Former Hiroshima Branch of the Bank of Japan
Originally established in 1905 as the Hiroshima Lesser Branch Office of the Bank of Japan in Kako-machi. The office rose through the ranks and was promoted to the more prestigious rank of formal Branch Office in 1911, and, following an expansion of operations in 1936, the Branch Office was relocated to its newly-constructed home in Fukuro-machi. The new building was a classic European beauty built of steel-reinforced ferro-concrete and equipped with armored shutters on the windows.
All 20 people at work inside the building lost their lives on the morning of August 6, the blast gutting the entire top floor where the armored shutters were left open. However, the shutters on the first and second floor remained closed, saving the interior from complete destruction. Of the remaining hibaku building, it is said to be the most well-preserved.
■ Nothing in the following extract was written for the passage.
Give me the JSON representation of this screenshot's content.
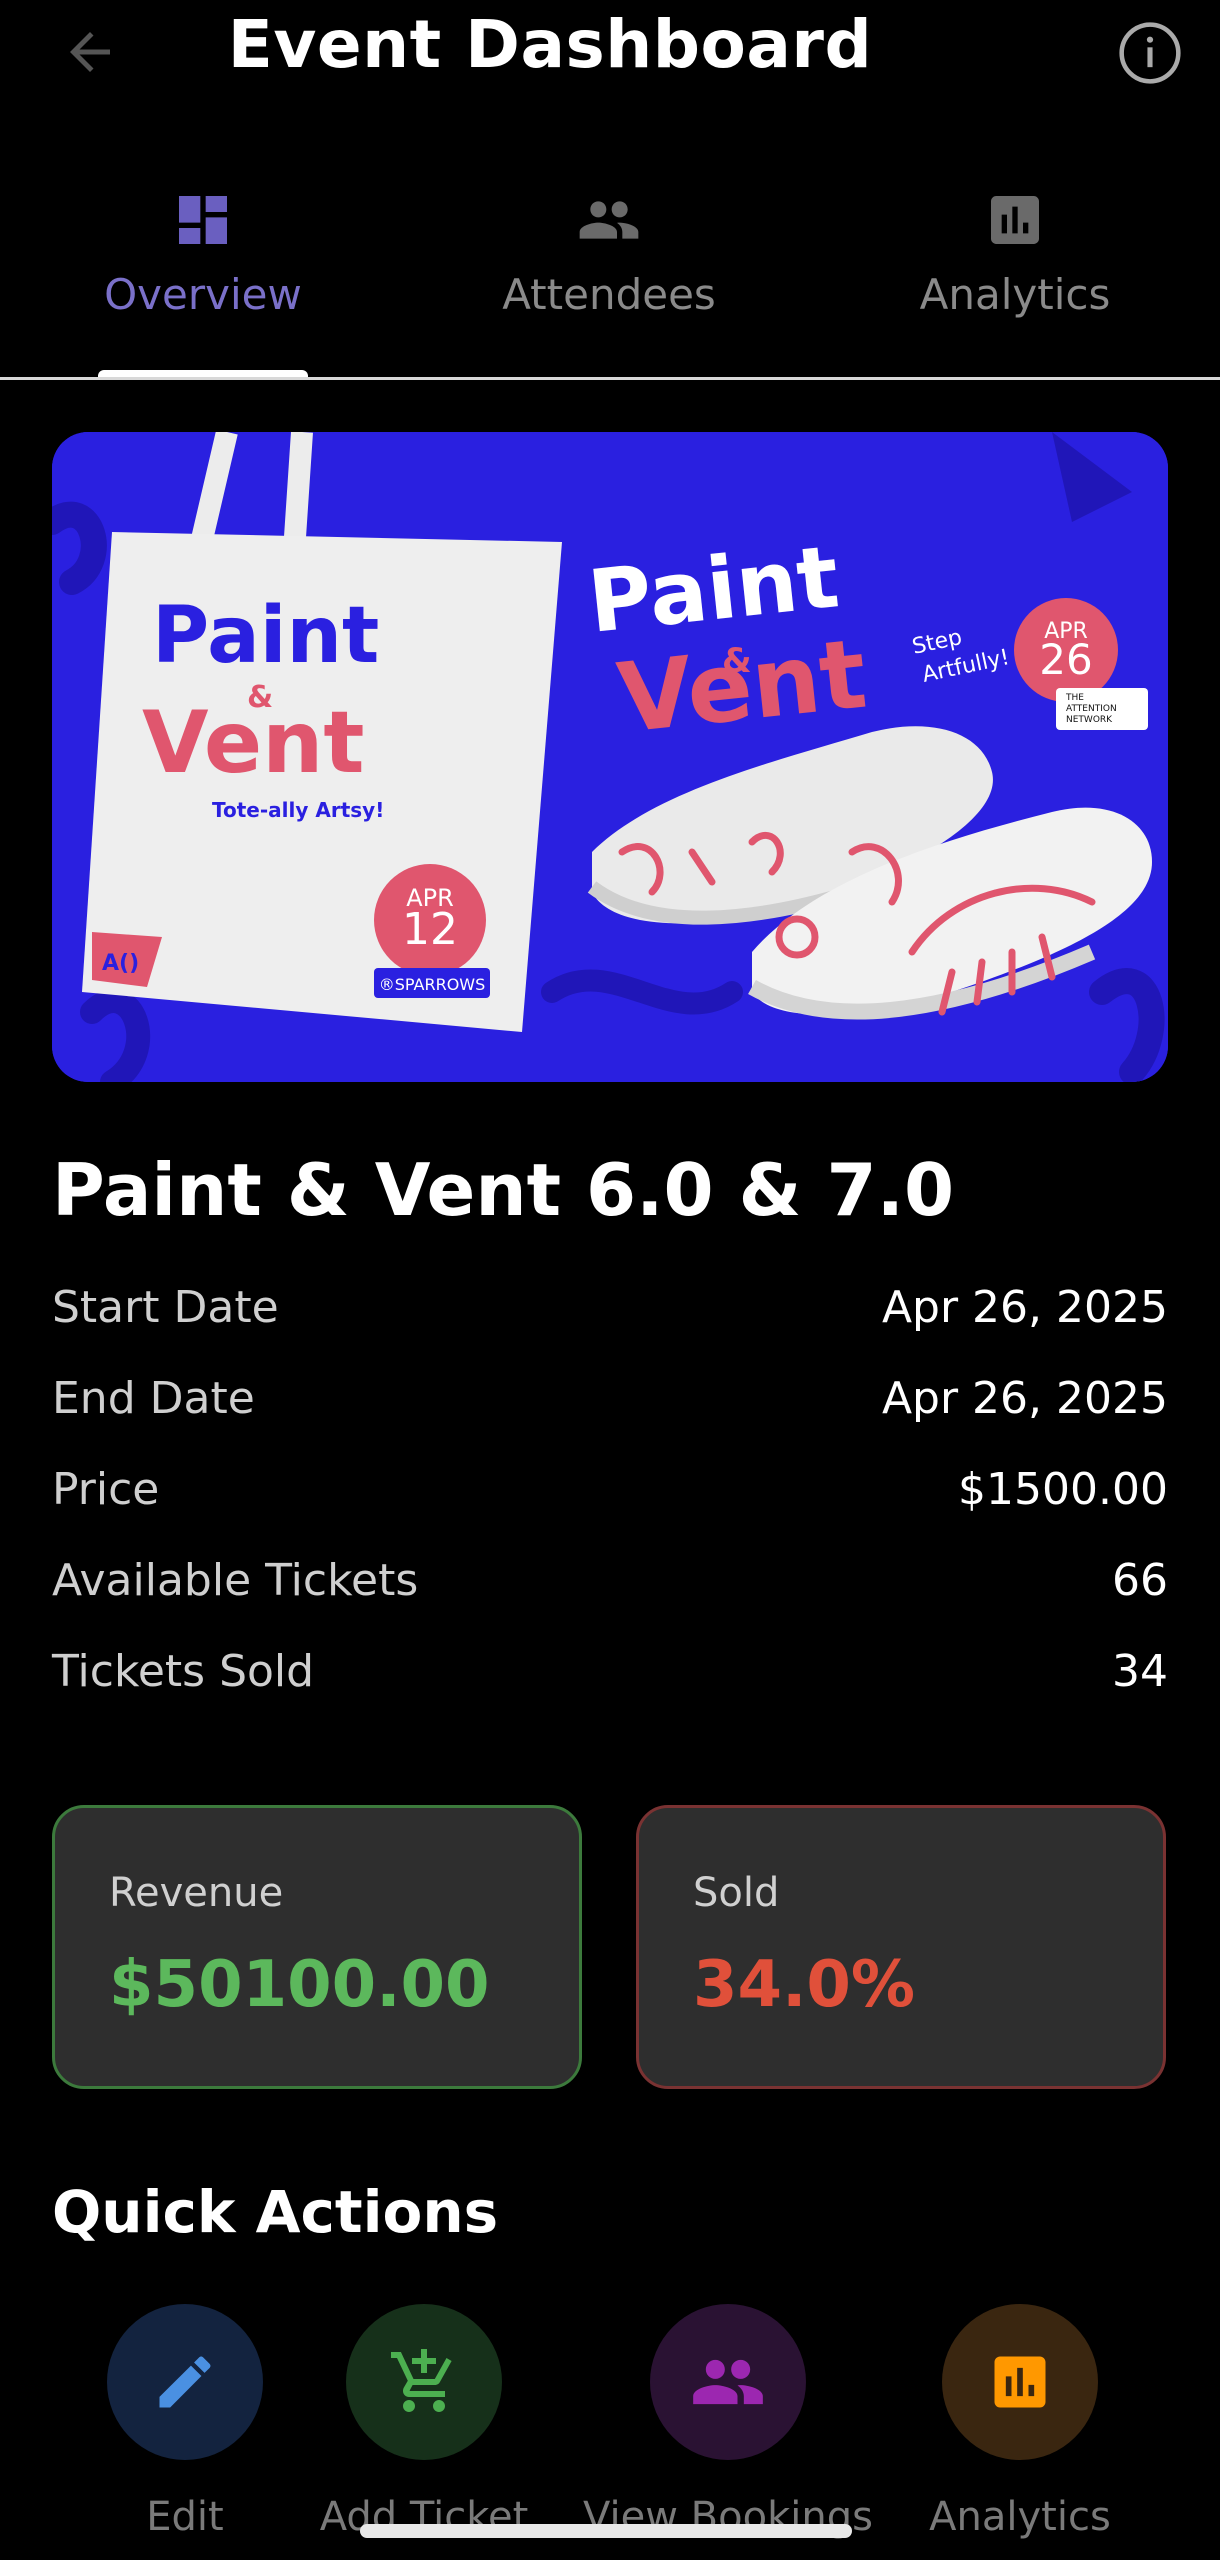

In the wake of the bombing, the building served as a shelter for the injured, and on August 8, just two days after the bomb, the bank reopened for withdrawals and provided spaces where the temporary branches of other financial institutions could operate until the spring of 1946.
It continued to function as a bank until March 1992, when the office was relocated once again. With permission from the Bank of Japan, the building was registered by the City of Hiroshima as an official hibaku building in 1993, and was then designated as an Important Cultural Property in July 2000 when it was donated to the City by the Bank of Japan.
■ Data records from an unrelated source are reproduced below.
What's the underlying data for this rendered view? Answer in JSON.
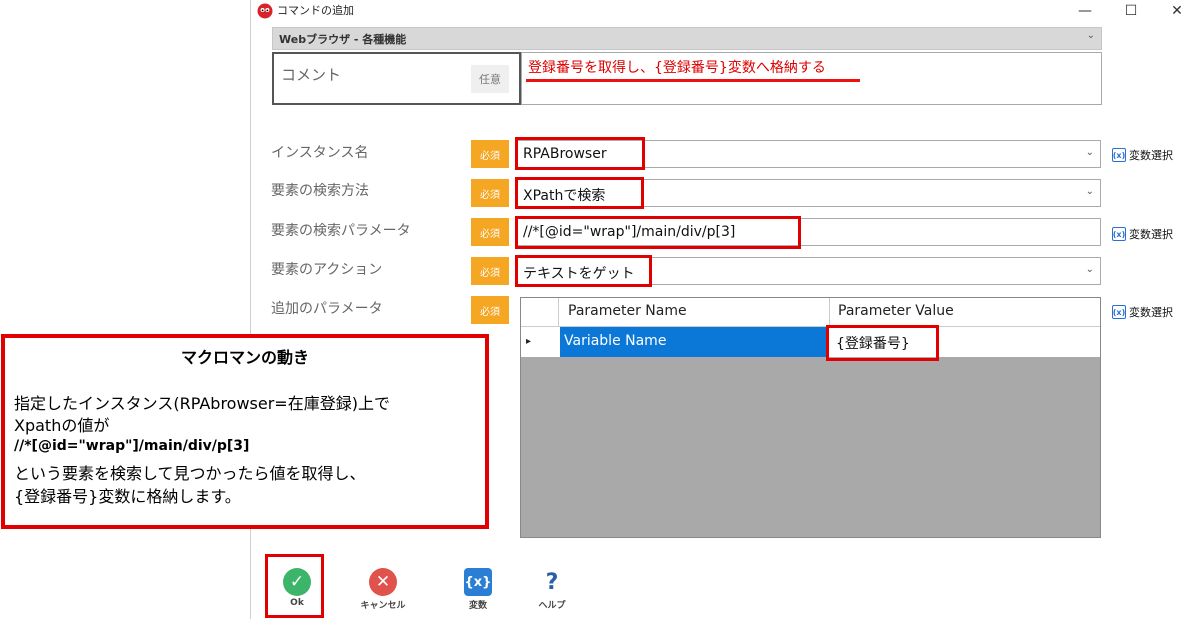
{
  "window": {
    "title": "コマンドの追加",
    "min": "—",
    "max": "☐",
    "close": "✕"
  },
  "category": {
    "label": "Webブラウザ - 各種機能",
    "chevron": "⌄"
  },
  "comment": {
    "label": "コメント",
    "badge": "任意",
    "value": "登録番号を取得し、{登録番号}変数へ格納する"
  },
  "fields": [
    {
      "label": "インスタンス名",
      "badge": "必須",
      "value": "RPABrowser",
      "has_dropdown": true,
      "var_select": "変数選択"
    },
    {
      "label": "要素の検索方法",
      "badge": "必須",
      "value": "XPathで検索",
      "has_dropdown": true
    },
    {
      "label": "要素の検索パラメータ",
      "badge": "必須",
      "value": "//*[@id=\"wrap\"]/main/div/p[3]",
      "has_dropdown": false,
      "var_select": "変数選択"
    },
    {
      "label": "要素のアクション",
      "badge": "必須",
      "value": "テキストをゲット",
      "has_dropdown": true
    },
    {
      "label": "追加のパラメータ",
      "badge": "必須",
      "var_select": "変数選択"
    }
  ],
  "var_icon": "(x)",
  "param_table": {
    "headers": [
      "Parameter Name",
      "Parameter Value"
    ],
    "rows": [
      {
        "name": "Variable Name",
        "value": "{登録番号}"
      }
    ],
    "row_marker": "▸"
  },
  "note": {
    "title": "マクロマンの動き",
    "line1": "指定したインスタンス(RPAbrowser=在庫登録)上で",
    "line2": "Xpathの値が",
    "line3": "//*[@id=\"wrap\"]/main/div/p[3]",
    "line4": "という要素を検索して見つかったら値を取得し、",
    "line5": "{登録番号}変数に格納します。"
  },
  "buttons": {
    "ok": "Ok",
    "cancel": "キャンセル",
    "variable": "変数",
    "help": "ヘルプ",
    "variable_icon_text": "{x}",
    "help_icon_text": "?"
  },
  "colors": {
    "required_badge": "#f5a623",
    "highlight_red": "#e10000",
    "selected_row": "#0b78d7",
    "ok_green": "#3cb56a",
    "cancel_red": "#e0524c",
    "variable_blue": "#2a7fd4",
    "help_blue": "#2a5fa8"
  }
}
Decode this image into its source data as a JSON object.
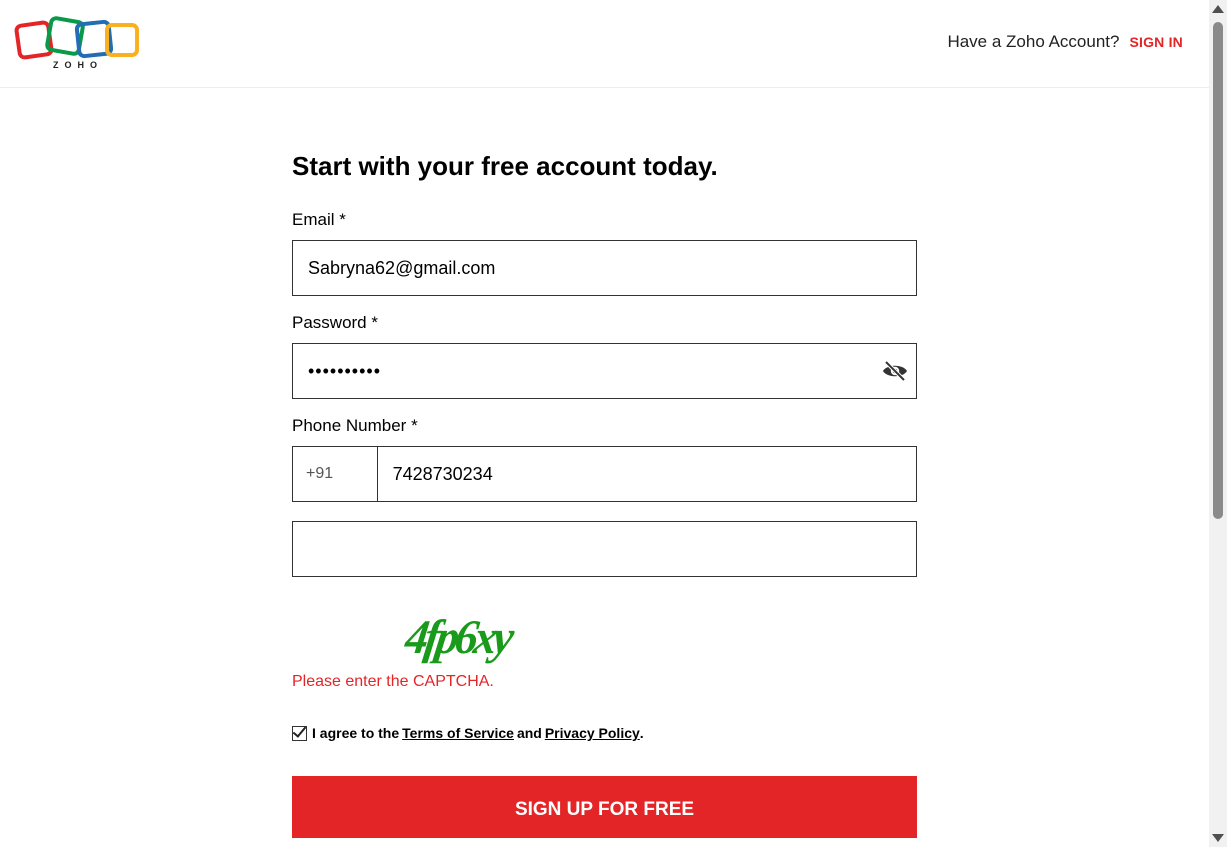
{
  "header": {
    "logo_word": "ZOHO",
    "have_account": "Have a Zoho Account?",
    "sign_in": "SIGN IN"
  },
  "form": {
    "title": "Start with your free account today.",
    "email": {
      "label": "Email *",
      "value": "Sabryna62@gmail.com"
    },
    "password": {
      "label": "Password *",
      "masked_value": "••••••••••"
    },
    "phone": {
      "label": "Phone Number *",
      "country_code": "+91",
      "value": "7428730234"
    },
    "captcha": {
      "value": "",
      "image_text": "4fp6xy",
      "error": "Please enter the CAPTCHA."
    },
    "agree": {
      "prefix": "I agree to the",
      "terms": "Terms of Service",
      "and": "and",
      "privacy": "Privacy Policy",
      "suffix": "."
    },
    "signup_button": "SIGN UP FOR FREE"
  },
  "colors": {
    "accent": "#e42527",
    "captcha_green": "#1a9a1a"
  },
  "icons": {
    "password_toggle": "eye-slash-icon",
    "checkbox": "checkmark-icon"
  }
}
Open to the public for free, the former bank now serves the community as a historical learning space, and as a space for cultural and art events.